-- ASSIGNED TASK --
Which lines of the data below include the string "Settings"? Return each of them.

Extracted data entries
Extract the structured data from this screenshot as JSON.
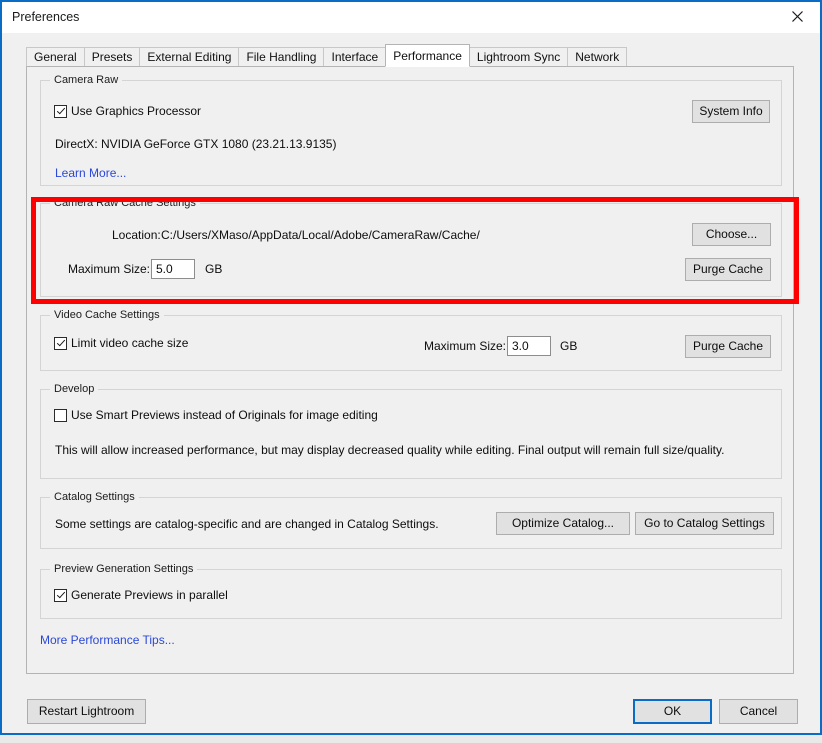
{
  "window": {
    "title": "Preferences",
    "close_icon": "close-icon"
  },
  "tabs": [
    {
      "label": "General",
      "active": false
    },
    {
      "label": "Presets",
      "active": false
    },
    {
      "label": "External Editing",
      "active": false
    },
    {
      "label": "File Handling",
      "active": false
    },
    {
      "label": "Interface",
      "active": false
    },
    {
      "label": "Performance",
      "active": true
    },
    {
      "label": "Lightroom Sync",
      "active": false
    },
    {
      "label": "Network",
      "active": false
    }
  ],
  "groups": {
    "camera_raw": {
      "title": "Camera Raw",
      "use_gpu_label": "Use Graphics Processor",
      "use_gpu_checked": true,
      "gpu_info": "DirectX: NVIDIA GeForce GTX 1080 (23.21.13.9135)",
      "learn_more": "Learn More...",
      "system_info_button": "System Info"
    },
    "camera_raw_cache": {
      "title": "Camera Raw Cache Settings",
      "location_label": "Location:",
      "location_value": "C:/Users/XMaso/AppData/Local/Adobe/CameraRaw/Cache/",
      "max_size_label": "Maximum Size:",
      "max_size_value": "5.0",
      "units": "GB",
      "choose_button": "Choose...",
      "purge_button": "Purge Cache",
      "highlight_color": "#ff0000"
    },
    "video_cache": {
      "title": "Video Cache Settings",
      "limit_label": "Limit video cache size",
      "limit_checked": true,
      "max_size_label": "Maximum Size:",
      "max_size_value": "3.0",
      "units": "GB",
      "purge_button": "Purge Cache"
    },
    "develop": {
      "title": "Develop",
      "smart_previews_label": "Use Smart Previews instead of Originals for image editing",
      "smart_previews_checked": false,
      "description": "This will allow increased performance, but may display decreased quality while editing. Final output will remain full size/quality."
    },
    "catalog": {
      "title": "Catalog Settings",
      "description": "Some settings are catalog-specific and are changed in Catalog Settings.",
      "optimize_button": "Optimize Catalog...",
      "goto_button": "Go to Catalog Settings"
    },
    "preview_generation": {
      "title": "Preview Generation Settings",
      "parallel_label": "Generate Previews in parallel",
      "parallel_checked": true
    }
  },
  "more_tips_link": "More Performance Tips...",
  "footer": {
    "restart_button": "Restart Lightroom",
    "ok_button": "OK",
    "cancel_button": "Cancel"
  }
}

-- RESULT FOR THIS EXERCISE --
      "title": "Camera Raw Cache Settings",
      "title": "Video Cache Settings",
      "title": "Catalog Settings",
      "description": "Some settings are catalog-specific and are changed in Catalog Settings.",
      "goto_button": "Go to Catalog Settings"
      "title": "Preview Generation Settings",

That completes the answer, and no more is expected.